As the business, industrial and residential population grows, these demands on the river increase. However, initial results of the Assabet River TMDL (Total Maximum Daily Loading) analysis provide strong evidence that the capacity of the region's water resources to sustainably meet those demands has already been exceeded. 

As the Assabet watershed struggles with the challenge of continued growth despite the limits of its natural resources, it is OAR's goal to make sure that the river has a strong voice in decisions that will affect it. 

 

Eutrophication and water quality

In the summer, parts of the Assabet River are as green as a well-watered lawn. The green is a blanket of floating duckweed and algae, and, beneath that, hides a forest of aquatic plants rooted in the shallow sediments. This condition, termed "eutrophication," is caused by an over-abundance of nutrients (mainly nitrogen and phosphorus) in the river acting as fertilizer for the aquatic plants. During the growing season the over-growth of plants creates problems for fish and other aquatic creatures by affecting dissolved oxygen concentrations and pH in the water column. After the growing season, the plants and algae decay, lowering dissolved oxygen levels and producing that distinctive bad odor you probably associate with late summer along the Assabet if you've walked by the Powdermill dam on Rte 62 near the bait shop in Acton or lived along the Ben Smith impoundment in Maynard.

The excess of nutrients and the effects of eutrophication means that the river fails to meet state water quality standards for "fishable and swimmable" waters.

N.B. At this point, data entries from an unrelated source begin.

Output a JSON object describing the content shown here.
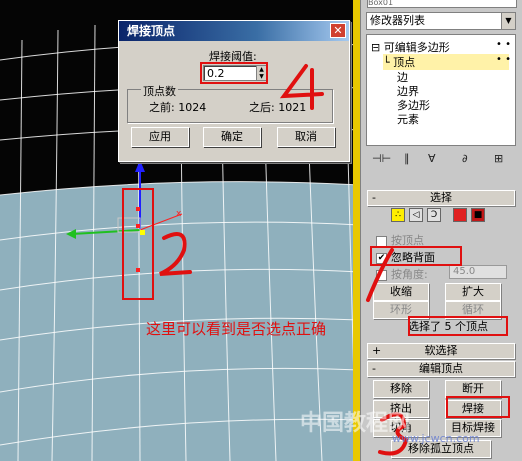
{
  "dialog": {
    "title": "焊接顶点",
    "threshold_label": "焊接阈值:",
    "threshold_value": "0.2",
    "group_label": "顶点数",
    "before_label": "之前: 1024",
    "after_label": "之后: 1021",
    "buttons": {
      "apply": "应用",
      "ok": "确定",
      "cancel": "取消"
    },
    "close": "✕"
  },
  "panel": {
    "object_name": "Box01",
    "modifier_list": "修改器列表",
    "stack": {
      "root": "可编辑多边形",
      "items": [
        "顶点",
        "边",
        "边界",
        "多边形",
        "元素"
      ],
      "selected": "顶点"
    },
    "rollouts": {
      "selection": "选择",
      "soft_selection": "软选择",
      "edit_vertices": "编辑顶点"
    },
    "by_vertex": "按顶点",
    "ignore_backfacing": "忽略背面",
    "by_angle": "按角度:",
    "angle_value": "45.0",
    "buttons": {
      "shrink": "收缩",
      "grow": "扩大",
      "ring": "环形",
      "loop": "循环",
      "remove": "移除",
      "break": "断开",
      "extrude": "挤出",
      "weld": "焊接",
      "chamfer": "切角",
      "target_weld": "目标焊接",
      "remove_isolated": "移除孤立顶点"
    },
    "status": "选择了 5 个顶点"
  },
  "annotations": {
    "note": "这里可以看到是否选点正确",
    "num_1": "1",
    "num_2": "2",
    "num_3": "3",
    "num_4": "4",
    "color": "#e01010"
  },
  "watermark": {
    "site": "www.jcwcn.com",
    "big": "中国教程网"
  }
}
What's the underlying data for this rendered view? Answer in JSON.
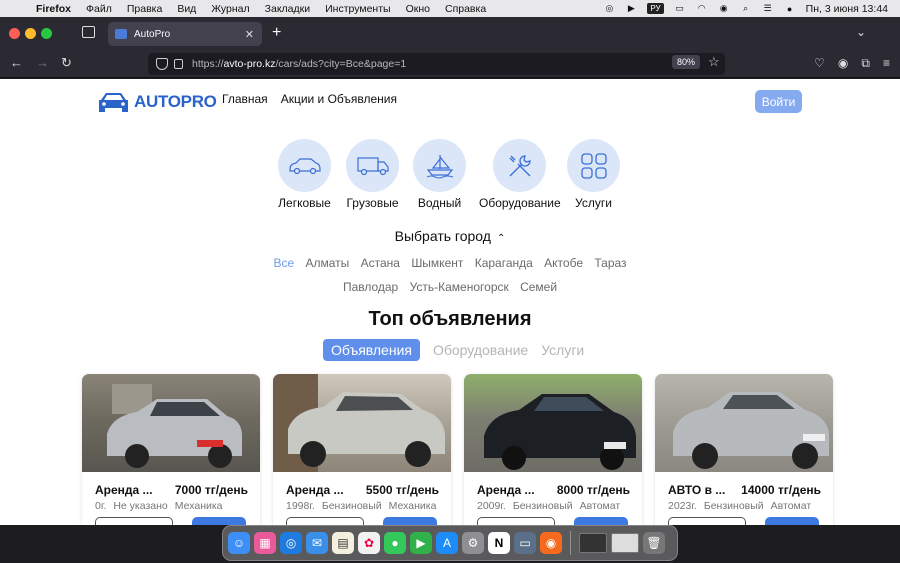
{
  "menubar": {
    "app": "Firefox",
    "items": [
      "Файл",
      "Правка",
      "Вид",
      "Журнал",
      "Закладки",
      "Инструменты",
      "Окно",
      "Справка"
    ],
    "lang": "РУ",
    "clock": "Пн, 3 июня  13:44"
  },
  "browser": {
    "tab_title": "AutoPro",
    "url_prefix": "https://",
    "url_host": "avto-pro.kz",
    "url_path": "/cars/ads?city=Все&page=1",
    "zoom": "80%"
  },
  "header": {
    "logo_text_a": "AUTO",
    "logo_text_b": "PRO",
    "nav": [
      "Главная",
      "Акции и Объявления"
    ],
    "login": "Войти"
  },
  "categories": [
    {
      "label": "Легковые",
      "icon": "car-icon"
    },
    {
      "label": "Грузовые",
      "icon": "truck-icon"
    },
    {
      "label": "Водный",
      "icon": "boat-icon"
    },
    {
      "label": "Оборудование",
      "icon": "tools-icon"
    },
    {
      "label": "Услуги",
      "icon": "grid-icon"
    }
  ],
  "city": {
    "title": "Выбрать город",
    "row1": [
      "Все",
      "Алматы",
      "Астана",
      "Шымкент",
      "Караганда",
      "Актобе",
      "Тараз"
    ],
    "row2": [
      "Павлодар",
      "Усть-Каменогорск",
      "Семей"
    ],
    "active": "Все"
  },
  "top": {
    "title": "Топ объявления",
    "tabs": [
      "Объявления",
      "Оборудование",
      "Услуги"
    ],
    "active_tab": "Объявления"
  },
  "cards": [
    {
      "title": "Аренда ...",
      "price": "7000 тг/день",
      "year": "0г.",
      "fuel": "Не указано",
      "gear": "Механика",
      "car_color": "#b9bcc0"
    },
    {
      "title": "Аренда ...",
      "price": "5500 тг/день",
      "year": "1998г.",
      "fuel": "Бензиновый",
      "gear": "Механика",
      "car_color": "#c9c9c4"
    },
    {
      "title": "Аренда ...",
      "price": "8000 тг/день",
      "year": "2009г.",
      "fuel": "Бензиновый",
      "gear": "Автомат",
      "car_color": "#1c1f24"
    },
    {
      "title": "АВТО в ...",
      "price": "14000 тг/день",
      "year": "2023г.",
      "fuel": "Бензиновый",
      "gear": "Автомат",
      "car_color": "#b7babd"
    }
  ],
  "colors": {
    "accent": "#5f8fea",
    "login": "#86aaf0",
    "logo": "#2a63c9",
    "category_bg": "#dbe6f8"
  }
}
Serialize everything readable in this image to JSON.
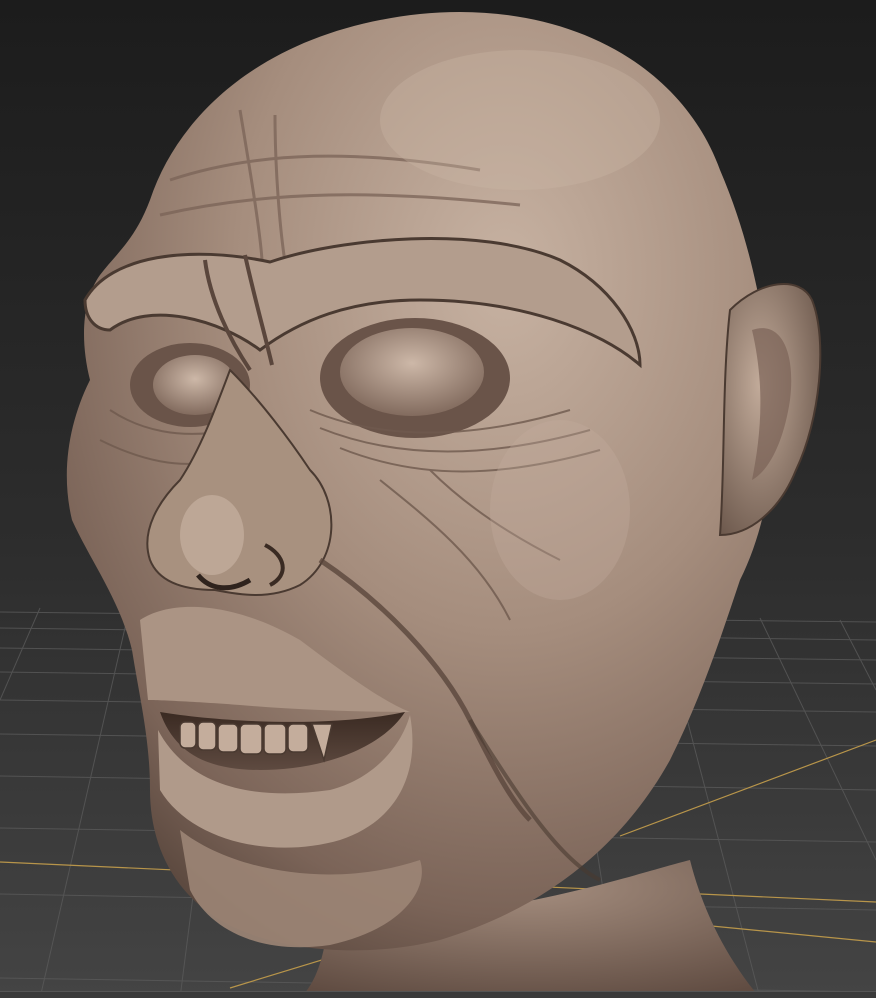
{
  "viewport": {
    "mode": "perspective",
    "shading": "matcap-clay",
    "grid_visible": true,
    "axis_lines_visible": true,
    "sculpt_object": "primate-head-bust",
    "colors": {
      "background_top": "#1c1c1c",
      "background_bottom": "#3e3e3e",
      "grid_line": "#5a5a5a",
      "axis_line": "#b8954a",
      "clay_base": "#a08878",
      "clay_highlight": "#c9b3a3",
      "clay_shadow": "#3e2f28"
    }
  }
}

The bulk of the nutrient loading to the river comes from the seven wastewater treatment plants that line its banks and from nonpoint sources (carried by stormwater). Storm water runoff and the recycling of nutrients trapped in river sediments also contribute to the river's excess of nutrients. Dams all along the river create large, slow moving sections (impoundments) where nutrient-rich sediments have accumulated over many years. Before the river can meet "fishable and swimmable" standards nutrient loads from the wastewater treatment plants and nonpoint sources will need to be dramatically reduced.

For more information about water quality, and what OAR is doing about it, click over to our WQ program or our Nutrient Outreach project. 

 

Water quantity

Ben Smith Dam, Maynard"Quantity" or "flow" simply refers to the amount of water in the river. The river needs not only good-quality water but also enough water to provide habitat for a healthy population of fish, to support recreational uses (canoeing, kayaking, fishing) and to dilute pollutants in wastewater discharges and storm water. The river's problems are exacerbated by low flows. During the natural low flow periods in the summer and early fall, upper sections of the river can consist largely of treated wastewater. Summertime flow in the river depends on "baseflow," the cool, clean water coming from aquifers and tributaries in the watershed. When an aquifer is tapped for water supply and the water taken is not returned to that aquifer, the water is not available to the tributary streams or river. If the aquifers are depleted, the river suffers and water supply in the region is threatened.

For current flow conditions or more information on baseflow, water use and conservation, or fish habitat and populations, click over to our StreamWatch project. As part of OAR's efforts to protect flow in the river, OAR comments on water withdrawal permits, has advocated for a hydrologic study of the watershed, holds water conservation workshops, and participates in an ongoing discussion of minimum flow recommendations in the state.

To learn about OAR's programs that target the Assabet's issues, check out OAR Programs.

Sat, Nov 22, 2003